[YOUR OBJECTIVE]:
Scan the data for "screenshot" and copy the lines it appears in.

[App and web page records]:
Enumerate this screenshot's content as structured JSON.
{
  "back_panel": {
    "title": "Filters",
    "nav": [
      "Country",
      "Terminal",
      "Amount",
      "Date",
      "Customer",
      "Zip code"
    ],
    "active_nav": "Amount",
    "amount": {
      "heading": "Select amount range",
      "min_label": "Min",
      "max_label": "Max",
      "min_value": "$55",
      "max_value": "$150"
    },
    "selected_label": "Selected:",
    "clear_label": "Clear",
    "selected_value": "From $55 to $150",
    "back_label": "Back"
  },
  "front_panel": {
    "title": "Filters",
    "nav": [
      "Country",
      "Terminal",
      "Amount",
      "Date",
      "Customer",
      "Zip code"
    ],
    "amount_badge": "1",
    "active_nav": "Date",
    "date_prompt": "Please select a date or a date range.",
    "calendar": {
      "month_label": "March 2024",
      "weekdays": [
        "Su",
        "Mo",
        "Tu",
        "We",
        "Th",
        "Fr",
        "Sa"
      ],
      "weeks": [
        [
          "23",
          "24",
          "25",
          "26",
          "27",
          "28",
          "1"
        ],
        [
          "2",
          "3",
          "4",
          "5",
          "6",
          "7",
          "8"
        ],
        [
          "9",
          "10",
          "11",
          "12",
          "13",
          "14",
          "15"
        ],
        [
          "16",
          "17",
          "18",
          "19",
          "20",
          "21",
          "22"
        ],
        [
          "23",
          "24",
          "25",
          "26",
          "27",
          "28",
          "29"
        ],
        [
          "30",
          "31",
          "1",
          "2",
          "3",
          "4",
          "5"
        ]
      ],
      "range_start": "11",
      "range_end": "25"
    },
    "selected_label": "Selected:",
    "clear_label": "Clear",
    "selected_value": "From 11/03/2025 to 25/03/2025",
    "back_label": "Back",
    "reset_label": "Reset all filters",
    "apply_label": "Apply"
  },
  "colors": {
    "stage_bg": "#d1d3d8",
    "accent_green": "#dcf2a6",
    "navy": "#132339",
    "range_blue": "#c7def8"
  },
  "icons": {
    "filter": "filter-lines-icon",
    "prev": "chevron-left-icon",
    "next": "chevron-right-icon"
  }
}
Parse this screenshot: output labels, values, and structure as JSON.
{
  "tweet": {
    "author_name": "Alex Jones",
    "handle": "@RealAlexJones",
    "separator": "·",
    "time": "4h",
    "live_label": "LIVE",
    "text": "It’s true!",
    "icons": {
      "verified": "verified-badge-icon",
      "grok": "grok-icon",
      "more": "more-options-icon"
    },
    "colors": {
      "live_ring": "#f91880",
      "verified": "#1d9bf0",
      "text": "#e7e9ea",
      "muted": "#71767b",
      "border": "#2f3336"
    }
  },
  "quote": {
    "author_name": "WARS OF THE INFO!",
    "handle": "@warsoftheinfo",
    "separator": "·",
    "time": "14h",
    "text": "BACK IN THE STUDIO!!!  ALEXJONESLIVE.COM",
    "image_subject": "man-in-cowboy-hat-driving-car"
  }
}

[EXPECTED ANSWER]:
Enumerate this screenshot's content as structured JSON.
Parse this screenshot: output labels, values, and structure as JSON.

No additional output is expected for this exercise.